–If you’re tuned in to the game, you already know this, but Coco Crisp is back in the A’s lineup playing center and hitting leadoff. Yoenis Cespedes is back in left field for the first time since his recent thumb injury, and Seth Smith is DH. Melvin said the A’s still want Cespedes to be a regular outfielder despite the defensive learning curve he faces in left field, and the fact that Smith’s hitting stats are better when he plays the outfield as opposed to DH.  “We’ll certainly take that into consideration,” Melvin said. “But (Cespedes) is quite the athlete, and you don’t want to limit him to DH.”

That’s all for now …





Defense takes lumps in A’s 6-1 loss to Rangers

Ben Enos still in the captain’s chair for Joe Stiglich

The postgame thoughts from tonight’s 6-1 loss to Texas were about as you would expect from the A’s clubhouse. After the way they’ve played of late, the party line that ‘it’s just one loss’ is an easy one to fall back on and probably justified.

What made tonight’s effort a tad different was a series of defensive lapses, a few of which won’t show up in the box score.
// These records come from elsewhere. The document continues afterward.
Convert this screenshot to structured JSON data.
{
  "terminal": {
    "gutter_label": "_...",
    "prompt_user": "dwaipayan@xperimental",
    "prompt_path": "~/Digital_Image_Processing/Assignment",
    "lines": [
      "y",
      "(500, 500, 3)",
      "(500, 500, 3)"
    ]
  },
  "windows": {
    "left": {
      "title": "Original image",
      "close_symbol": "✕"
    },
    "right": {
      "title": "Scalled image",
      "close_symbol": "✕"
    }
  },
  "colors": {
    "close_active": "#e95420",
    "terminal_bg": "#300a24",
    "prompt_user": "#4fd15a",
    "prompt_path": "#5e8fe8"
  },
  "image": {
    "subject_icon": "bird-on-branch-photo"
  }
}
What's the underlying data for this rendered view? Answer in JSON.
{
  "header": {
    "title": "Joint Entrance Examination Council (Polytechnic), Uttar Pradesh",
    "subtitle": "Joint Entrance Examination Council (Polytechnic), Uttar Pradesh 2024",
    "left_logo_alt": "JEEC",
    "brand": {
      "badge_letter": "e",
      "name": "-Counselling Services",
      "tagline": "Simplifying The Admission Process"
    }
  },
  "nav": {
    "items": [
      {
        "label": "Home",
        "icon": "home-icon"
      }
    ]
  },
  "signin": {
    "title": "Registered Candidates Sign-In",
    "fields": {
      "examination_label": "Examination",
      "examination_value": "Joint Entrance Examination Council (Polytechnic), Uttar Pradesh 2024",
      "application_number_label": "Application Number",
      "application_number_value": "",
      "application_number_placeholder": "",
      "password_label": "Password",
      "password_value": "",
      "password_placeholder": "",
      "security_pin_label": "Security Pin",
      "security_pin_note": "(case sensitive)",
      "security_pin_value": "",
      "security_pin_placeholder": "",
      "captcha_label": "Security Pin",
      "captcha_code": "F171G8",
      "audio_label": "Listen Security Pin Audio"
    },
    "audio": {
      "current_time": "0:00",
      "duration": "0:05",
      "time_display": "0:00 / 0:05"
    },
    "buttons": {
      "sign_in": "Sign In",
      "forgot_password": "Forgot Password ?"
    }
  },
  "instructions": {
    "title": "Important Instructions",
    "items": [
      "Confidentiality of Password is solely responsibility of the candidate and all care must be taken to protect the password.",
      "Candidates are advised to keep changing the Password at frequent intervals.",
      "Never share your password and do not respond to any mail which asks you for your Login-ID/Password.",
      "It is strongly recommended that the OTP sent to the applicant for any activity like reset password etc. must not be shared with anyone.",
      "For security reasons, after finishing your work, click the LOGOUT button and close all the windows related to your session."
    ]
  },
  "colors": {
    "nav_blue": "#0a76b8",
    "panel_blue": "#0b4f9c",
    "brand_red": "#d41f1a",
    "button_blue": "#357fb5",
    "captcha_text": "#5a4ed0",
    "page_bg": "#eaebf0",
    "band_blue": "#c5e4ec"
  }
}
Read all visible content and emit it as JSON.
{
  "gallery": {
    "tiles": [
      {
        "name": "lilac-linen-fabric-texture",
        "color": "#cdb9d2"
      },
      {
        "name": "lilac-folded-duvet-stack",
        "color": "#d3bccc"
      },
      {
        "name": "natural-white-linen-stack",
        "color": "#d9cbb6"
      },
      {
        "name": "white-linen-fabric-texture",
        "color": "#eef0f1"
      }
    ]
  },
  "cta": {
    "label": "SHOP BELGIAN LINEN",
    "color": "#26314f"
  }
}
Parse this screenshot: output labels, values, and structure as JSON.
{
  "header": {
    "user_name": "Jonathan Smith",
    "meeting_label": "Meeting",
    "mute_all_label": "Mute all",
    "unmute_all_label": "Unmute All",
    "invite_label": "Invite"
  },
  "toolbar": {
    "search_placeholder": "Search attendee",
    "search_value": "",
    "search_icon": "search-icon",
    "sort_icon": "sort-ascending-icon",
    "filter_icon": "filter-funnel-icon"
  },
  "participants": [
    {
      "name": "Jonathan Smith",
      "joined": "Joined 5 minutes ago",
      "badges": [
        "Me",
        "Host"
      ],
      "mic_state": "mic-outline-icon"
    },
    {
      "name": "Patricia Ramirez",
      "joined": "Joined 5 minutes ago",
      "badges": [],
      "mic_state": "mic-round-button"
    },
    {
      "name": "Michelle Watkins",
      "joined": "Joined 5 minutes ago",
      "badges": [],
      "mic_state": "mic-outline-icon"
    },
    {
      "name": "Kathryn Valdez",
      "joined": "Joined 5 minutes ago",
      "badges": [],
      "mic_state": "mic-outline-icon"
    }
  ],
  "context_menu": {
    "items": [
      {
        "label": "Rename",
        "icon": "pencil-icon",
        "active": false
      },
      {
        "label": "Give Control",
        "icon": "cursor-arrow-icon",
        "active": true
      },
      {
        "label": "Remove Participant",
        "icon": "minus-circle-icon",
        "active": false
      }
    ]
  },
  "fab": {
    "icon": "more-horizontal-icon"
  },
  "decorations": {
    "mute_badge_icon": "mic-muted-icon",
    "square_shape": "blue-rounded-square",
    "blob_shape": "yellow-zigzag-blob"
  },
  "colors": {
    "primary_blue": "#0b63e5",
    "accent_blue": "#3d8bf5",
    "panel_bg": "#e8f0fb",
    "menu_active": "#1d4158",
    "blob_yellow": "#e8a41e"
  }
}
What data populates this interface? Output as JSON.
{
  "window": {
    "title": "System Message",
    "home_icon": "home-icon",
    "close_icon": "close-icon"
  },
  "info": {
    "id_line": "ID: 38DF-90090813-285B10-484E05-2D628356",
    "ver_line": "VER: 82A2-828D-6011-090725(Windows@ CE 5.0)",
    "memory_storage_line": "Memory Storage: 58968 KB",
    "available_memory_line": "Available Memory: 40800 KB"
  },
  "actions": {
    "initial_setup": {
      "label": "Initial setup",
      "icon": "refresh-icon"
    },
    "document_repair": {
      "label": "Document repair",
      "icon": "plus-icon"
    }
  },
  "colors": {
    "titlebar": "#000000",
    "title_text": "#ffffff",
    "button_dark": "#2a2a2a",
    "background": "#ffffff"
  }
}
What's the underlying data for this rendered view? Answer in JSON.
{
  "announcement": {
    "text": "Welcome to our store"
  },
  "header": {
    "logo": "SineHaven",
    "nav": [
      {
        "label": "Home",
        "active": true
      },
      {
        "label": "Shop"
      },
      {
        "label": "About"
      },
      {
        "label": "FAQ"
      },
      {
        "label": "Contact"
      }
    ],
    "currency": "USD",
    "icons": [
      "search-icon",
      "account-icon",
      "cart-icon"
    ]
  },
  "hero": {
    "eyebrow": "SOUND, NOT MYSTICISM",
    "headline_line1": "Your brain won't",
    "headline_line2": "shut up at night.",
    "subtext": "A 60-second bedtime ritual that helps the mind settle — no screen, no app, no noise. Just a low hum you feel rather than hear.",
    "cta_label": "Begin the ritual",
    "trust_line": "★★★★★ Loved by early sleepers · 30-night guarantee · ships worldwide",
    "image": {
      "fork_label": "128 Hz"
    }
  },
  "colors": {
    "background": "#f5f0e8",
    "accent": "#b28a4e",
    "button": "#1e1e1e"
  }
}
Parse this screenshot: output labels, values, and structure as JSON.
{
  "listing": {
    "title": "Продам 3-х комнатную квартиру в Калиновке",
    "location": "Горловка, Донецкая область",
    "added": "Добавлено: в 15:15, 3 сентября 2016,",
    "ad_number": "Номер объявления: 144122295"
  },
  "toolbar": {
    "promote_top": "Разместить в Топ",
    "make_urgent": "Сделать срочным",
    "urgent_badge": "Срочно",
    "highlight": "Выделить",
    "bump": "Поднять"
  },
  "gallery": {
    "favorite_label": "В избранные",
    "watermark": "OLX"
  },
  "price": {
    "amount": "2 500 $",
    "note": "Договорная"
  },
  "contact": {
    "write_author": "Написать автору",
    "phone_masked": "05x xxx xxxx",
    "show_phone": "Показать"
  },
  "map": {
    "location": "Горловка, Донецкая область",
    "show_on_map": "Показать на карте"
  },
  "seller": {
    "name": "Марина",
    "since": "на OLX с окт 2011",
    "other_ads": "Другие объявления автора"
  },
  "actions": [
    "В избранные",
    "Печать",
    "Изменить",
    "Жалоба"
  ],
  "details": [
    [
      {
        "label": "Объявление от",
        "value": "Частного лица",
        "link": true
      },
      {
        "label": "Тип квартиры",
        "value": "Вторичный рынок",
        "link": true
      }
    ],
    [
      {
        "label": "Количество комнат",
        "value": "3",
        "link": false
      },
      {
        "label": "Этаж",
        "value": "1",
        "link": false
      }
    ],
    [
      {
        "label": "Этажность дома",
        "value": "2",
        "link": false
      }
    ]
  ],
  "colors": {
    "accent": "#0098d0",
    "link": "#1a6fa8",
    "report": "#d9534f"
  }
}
The Rangers took control in the third and fourth innings, and got plenty of help along the way. A’s starter Bartolo Colon was a step or two late to cover first on a two-out grounder by Craig Gentry, and Gentry reached. Shortly thereafter, Colon threw away a pickoff attempt, sending Gentry all the way to third. Elvis Andrus got the big hit, singling in Gentry.

The Rangers scored three more in the fourth, one coming on a solo home run by Adrian Beltre that is still whistling through the night air here in Oakland. Nelson Cruz had a big blow with a line drive double to right that glanced off Brandon Moss’ glove. Manager Bob Melvin said after the game that if Moss had caught it, that’s probably a great catch we’re talking about and I tend to agree. What was a bit more troubling was the bunt single by Gentry later in the inning where the A’s were again late in covering first, allowing Gentry to reach. That didn’t yield any extra runs (one would’ve scored on the play anyway), but it was a bit surprising.

So, though the offense didn’t swing it particularly well tonight, I would guess equal share might be given to the defense. On a team with the best ERA in baseball, the defense has to stand out in the positive sense.